The primary warning for any expat family member is do not inadvertently abduct your own child. Without the consent of the other parent to move with a children to another country, there is a very real risk of being accused of child abduction. In the UK and many countries, parental children abduction is a criminal as well as civil offense. The UK is party to an international law, the 1980 Hague Convention, a very successful international treaty designed to remedy parental child abduction. International cooperation attempts to secure the return of a child. Abduction is when a parent either wrongfully retains abroad or wrongfully removes abroad without the other’s agreement. So keeping a child longer abroad on holiday can be an abduction. Going back home with a child after living here can be abduction. If a child may have been abducted, it is crucial to obtain fast and specialist legal advice.
Adoption And Surrogacy
Adoption is a wonderful means of offering a home to child who, for whatever reason, is unable to be raised by their birth parents. Adoption is not to be entered into lightly as it creates a lifelong relationship with a child. The adoption of a child from another country is complex and involves family law, immigration and criminal law considerations. Always take preliminary immigration and family law advice. Not all adoption orders made abroad are automatically recognised here. It is essential to double check whether a foreign adoption order will be recognised in this country and to work out well in advance the means by which recognition of the foreign adoption order or status as a parent can be achieved.
Surrogacy has some similarities with international adoption. There is separate procedure for arranging a surrogacy with a birth mother abroad. Again it is important to consider immigration law elements.
The International Family Law Group LLP is a specialist practice based in Covent Garden, created in 2007 specifically to look after the interests of international families and their children. It is one of the world’s leading international firms in this area.

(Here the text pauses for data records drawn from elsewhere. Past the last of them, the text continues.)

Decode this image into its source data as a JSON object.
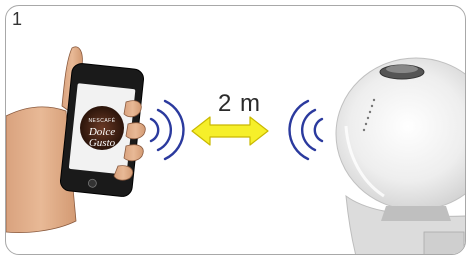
{
  "step": {
    "number": "1"
  },
  "distance": {
    "label": "2 m"
  },
  "logo": {
    "brand": "NESCAFÉ",
    "line1": "Dolce",
    "line2": "Gusto"
  },
  "colors": {
    "signal_waves": "#2b3a9e",
    "arrow_fill": "#f6ef2a",
    "arrow_stroke": "#c9b800",
    "border": "#a8a8a8"
  },
  "icons": {
    "signal_left": "wireless-signal-waves-icon",
    "signal_right": "wireless-signal-waves-icon",
    "arrow": "double-headed-arrow-icon"
  }
}
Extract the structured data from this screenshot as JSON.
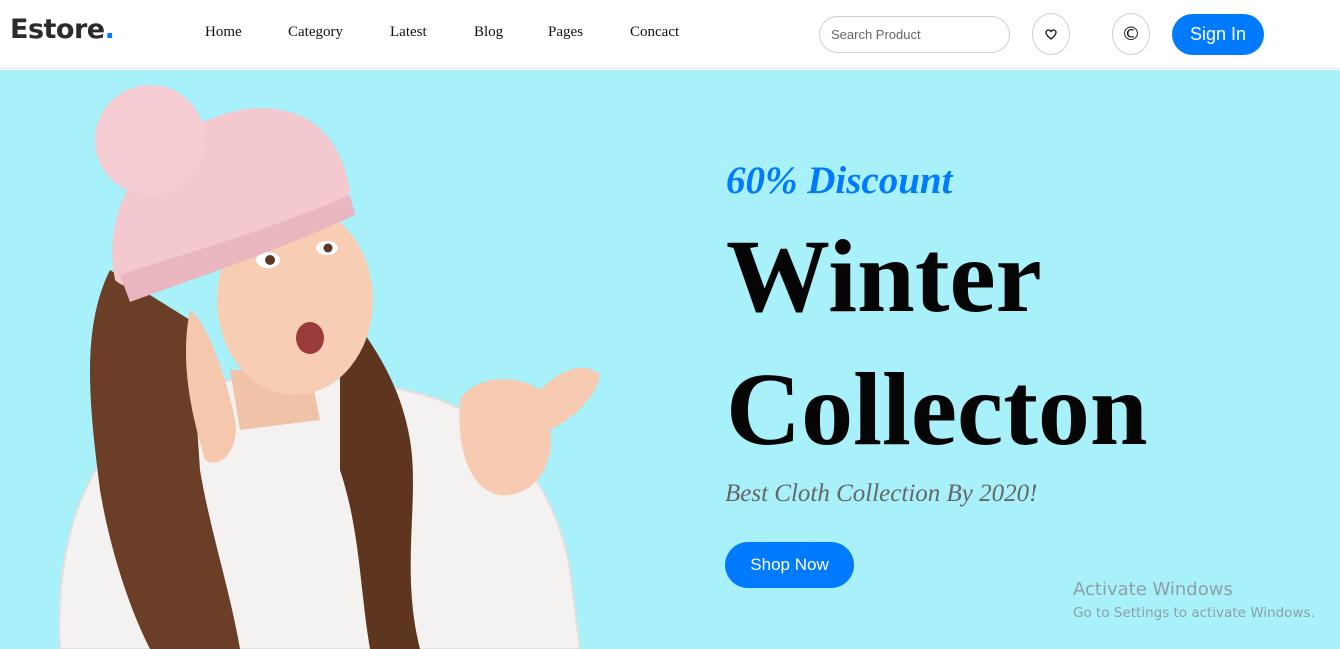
{
  "header": {
    "logo_text": "Estore",
    "logo_dot": ".",
    "nav": [
      {
        "label": "Home"
      },
      {
        "label": "Category"
      },
      {
        "label": "Latest"
      },
      {
        "label": "Blog"
      },
      {
        "label": "Pages"
      },
      {
        "label": "Concact"
      }
    ],
    "search_placeholder": "Search Product",
    "wishlist_icon": "heart-icon",
    "cart_icon": "copyright-icon",
    "cart_glyph": "©",
    "signin_label": "Sign In"
  },
  "hero": {
    "discount": "60% Discount",
    "title_line1": "Winter",
    "title_line2": "Collecton",
    "subtitle": "Best Cloth Collection By 2020!",
    "cta_label": "Shop Now",
    "image_subject": "girl-in-winter-hat"
  },
  "watermark": {
    "title": "Activate Windows",
    "subtitle": "Go to Settings to activate Windows."
  },
  "colors": {
    "accent": "#007bff",
    "hero_bg": "#a8f1fa",
    "title": "#050505",
    "subtitle": "#666666"
  }
}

It combines solicitors, mediators, arbitrators and foreign qualified lawyers. It works closely with specialist lawyers around the world along with UK specialist immigration lawyers and other areas of law. It receives instructions from many UK law firms. It works with the UK government in child abduction matters. It has a range of lawyers with different charging rates. For more information on our services please go to www.iflg.uk.com or contact David Hodson at firstname.lastname@example.org or +44 20 3178 5668.
David Hodson OBE is co-founder of iFLG and acclaimed as a world leading specialist and received the OBE for services to international family law.

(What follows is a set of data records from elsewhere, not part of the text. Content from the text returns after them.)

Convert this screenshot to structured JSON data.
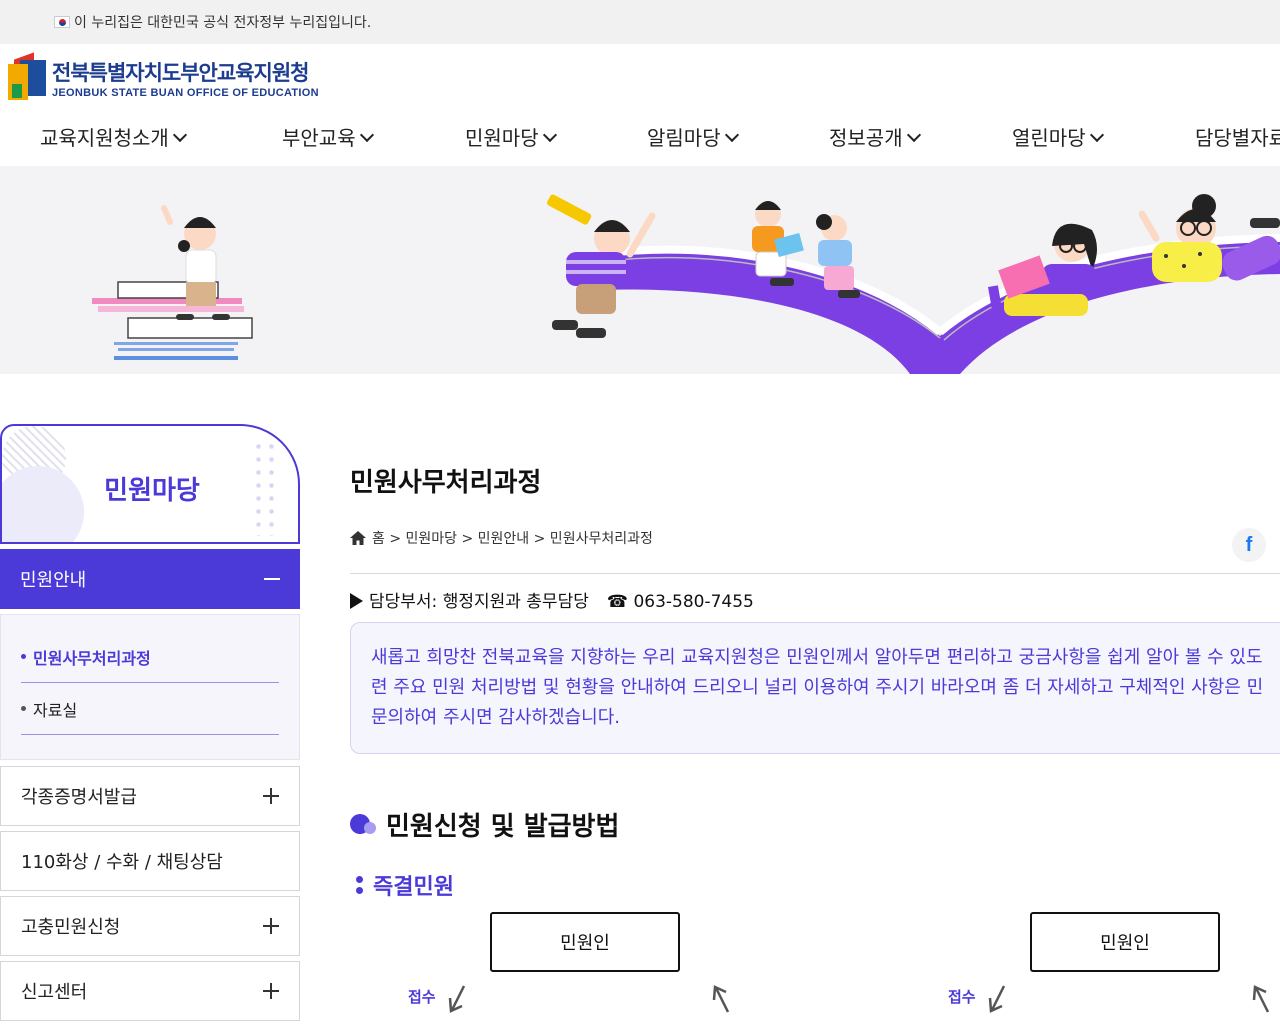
{
  "gov_bar": {
    "text": "이 누리집은 대한민국 공식 전자정부 누리집입니다."
  },
  "logo": {
    "name_ko": "전북특별자치도부안교육지원청",
    "name_en": "JEONBUK STATE BUAN OFFICE OF EDUCATION"
  },
  "gnb": [
    {
      "label": "교육지원청소개"
    },
    {
      "label": "부안교육"
    },
    {
      "label": "민원마당"
    },
    {
      "label": "알림마당"
    },
    {
      "label": "정보공개"
    },
    {
      "label": "열린마당"
    },
    {
      "label": "담당별자료"
    }
  ],
  "lnb": {
    "title": "민원마당",
    "active": "민원안내",
    "sub_items": [
      {
        "label": "민원사무처리과정"
      },
      {
        "label": "자료실"
      }
    ],
    "menus": [
      {
        "label": "각종증명서발급"
      },
      {
        "label": "110화상 / 수화 / 채팅상담"
      },
      {
        "label": "고충민원신청"
      },
      {
        "label": "신고센터"
      }
    ]
  },
  "content": {
    "title": "민원사무처리과정",
    "breadcrumb": "홈 > 민원마당 > 민원안내 > 민원사무처리과정",
    "share_icon": "f",
    "dept": "담당부서: 행정지원과 총무담당",
    "phone": "☎ 063-580-7455",
    "intro_lines": [
      "새롭고 희망찬 전북교육을 지향하는 우리 교육지원청은 민원인께서 알아두면 편리하고 궁금사항을 쉽게 알아 볼 수 있도",
      "련 주요 민원 처리방법 및 현황을 안내하여 드리오니 널리 이용하여 주시기 바라오며 좀 더 자세하고 구체적인 사항은 민",
      "문의하여 주시면 감사하겠습니다."
    ],
    "section_title": "민원신청 및 발급방법",
    "subsection_title": "즉결민원",
    "flow": [
      {
        "box": "민원인",
        "label": "접수"
      },
      {
        "box": "민원인",
        "label": "접수"
      }
    ]
  },
  "colors": {
    "accent": "#4b3ad8",
    "gov_bar": "#f1f1f1",
    "banner": "#f3f2f4"
  }
}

The contents of this article are for reference purposes only. They do not constitute legal advice and should not be relied on as such. Legal advice should always be sought for your specific circumstance.
DesignTec CMS Bongo ® 2017 © Website Design